The accountant and the GDPR
The Accountant and the GDPR: It is very important to determine when you, as a bookkeeper, accountant or tax advisor, are the Controller or the Processor in terms of processing personal data for a particular engagement.
The Controller determines the purpose and means of processing personal data in a given business activity. Thus, the Controller determines what may be done with the personal data to be processed and also in what manner the processing is done.
As an accountant, you are sometimes the processor and also a data controller which has implications regarding your responsibilities to data subjects and to the government, specifically the GBA.
The Accountant as Processor of Personal Data.
It is incorrect to automatically label the accountant as the data controller because the accountant cannot and will not always determine the purpose and means of processing customers’ personal data.
In payroll accounting such as calculation of wages, pension plan and in the declaration of wages, the accountant is the processor of the personal data he receives from the controller. Here, the data controller is the one who determines the purpose and means of processing personnel personal data within his or her organization.
Similarly, when entering figures and filing VAT, the bookkeeper is the processor of personal data that he further processes on behalf of the controller. Therefore, it is clearly defined here who is the controller and who is the processor, in the processing agreement.
The tax advisor as a data controller.

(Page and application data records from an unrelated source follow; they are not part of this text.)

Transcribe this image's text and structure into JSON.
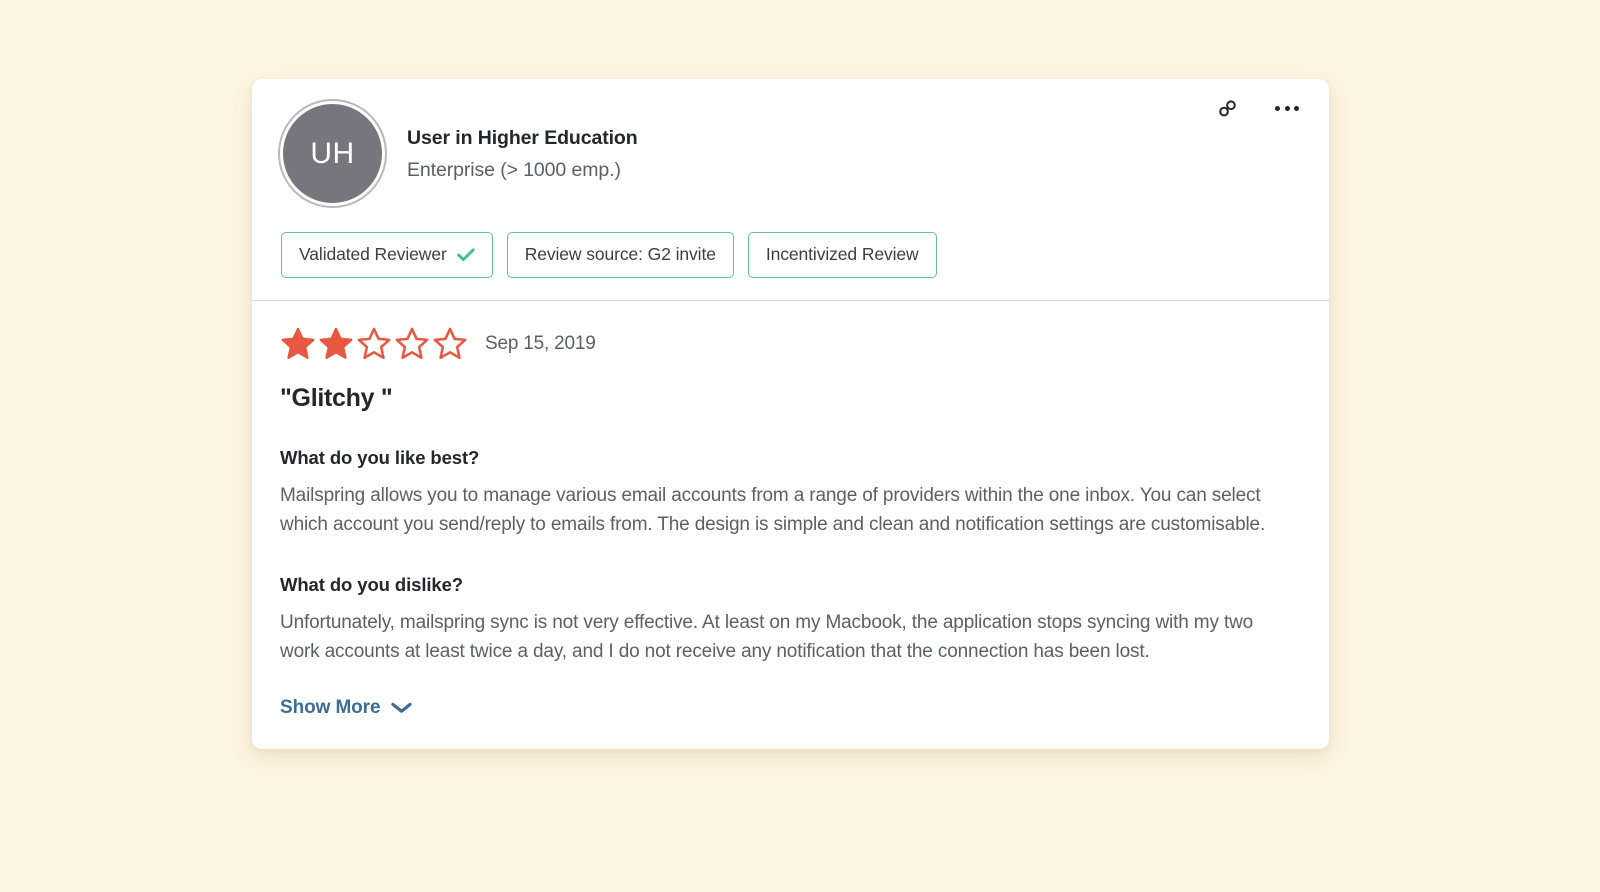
{
  "theme": {
    "page_background": "#fdf4e1",
    "card_background": "#ffffff",
    "badge_border": "#62c29a",
    "star_filled": "#e8573f",
    "star_empty_outline": "#e8573f",
    "link_color": "#3d6d95",
    "avatar_background": "#76767c",
    "check_color": "#3fc28a",
    "divider": "#d6d6d8"
  },
  "review": {
    "reviewer": {
      "avatar_initials": "UH",
      "name": "User in Higher Education",
      "company_size": "Enterprise (> 1000 emp.)"
    },
    "header_actions": {
      "share_link_label": "link-icon",
      "more_options_label": "..."
    },
    "badges": [
      {
        "label": "Validated Reviewer",
        "has_check": true
      },
      {
        "label": "Review source: G2 invite",
        "has_check": false
      },
      {
        "label": "Incentivized Review",
        "has_check": false
      }
    ],
    "rating": {
      "value": 2,
      "max": 5,
      "date": "Sep 15, 2019"
    },
    "title": "\"Glitchy \"",
    "sections": [
      {
        "question": "What do you like best?",
        "answer": "Mailspring allows you to manage various email accounts from a range of providers within the one inbox. You can select which account you send/reply to emails from. The design is simple and clean and notification settings are customisable."
      },
      {
        "question": "What do you dislike?",
        "answer": "Unfortunately, mailspring sync is not very effective. At least on my Macbook, the application stops syncing with my two work accounts at least twice a day, and I do not receive any notification that the connection has been lost."
      }
    ],
    "show_more_label": "Show More"
  }
}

If the accountant provides tax advice, then the accountant, as advisor, determines the purpose and means to carry out this processing. It is because the accountant is acting as a tax advisor that he or she is the controller for this processing. It is the accountant himself who will process the personal data of citizens in the report in his or her own way to achieve the desired result.
As a controller, the accountant may also provide management advice in the area of financial planning, asset planning or on an organizational economic advice.
As an administrator for private clients, the accountant also acts as the data controller because the accountant then determines the purpose and means of processing personal data within this organization.
Should accountants appoint a DPO?
Accountants process sensitive data on a large scale. Although ID card reading is not considered sensitive personal data for GDPR purposes, the accountant must take into account the proportionality principle required within GDPR rules.
In cases of fraud on the part of its clients, it is natural for the accountant to take note of Art. 10 within the privacy laws but processing of personal data in criminal activities is prohibited. The processing of this data can only be done by the government, police departments or under strict government supervision.
An accounting firm processes sensitive data on a large scale such as processing financial data and medical data in the case of informal care, for example. To avoid a conflict of interest, the auditor will work with an independent and external Data Protection Officer or DPO for short. The DPO will map all processing through a GDPR audit and ensure, through a DPIA or data protection impact assessment, that the rights and freedoms of citizens whose personal data are processed within the accountancy are safeguarded.
As an accountant, am I also jointly responsible?
Thus, a bookkeeper or accountant can be both the processor, the controller and in some cases the joint controller when processing personal data with clients.
The accountant sometimes works with a legal advisor or attorney to provide advice together. Certain assignments will also require an accountant to cooperate with a company auditor so that both parties will be data controllers for some of the processing of personal data.
In this case, a processing agreement will be drafted as “joint controllers” because the cooperating parties will determine the purpose and means under a joint agreement.
For more info, contact a DPO here.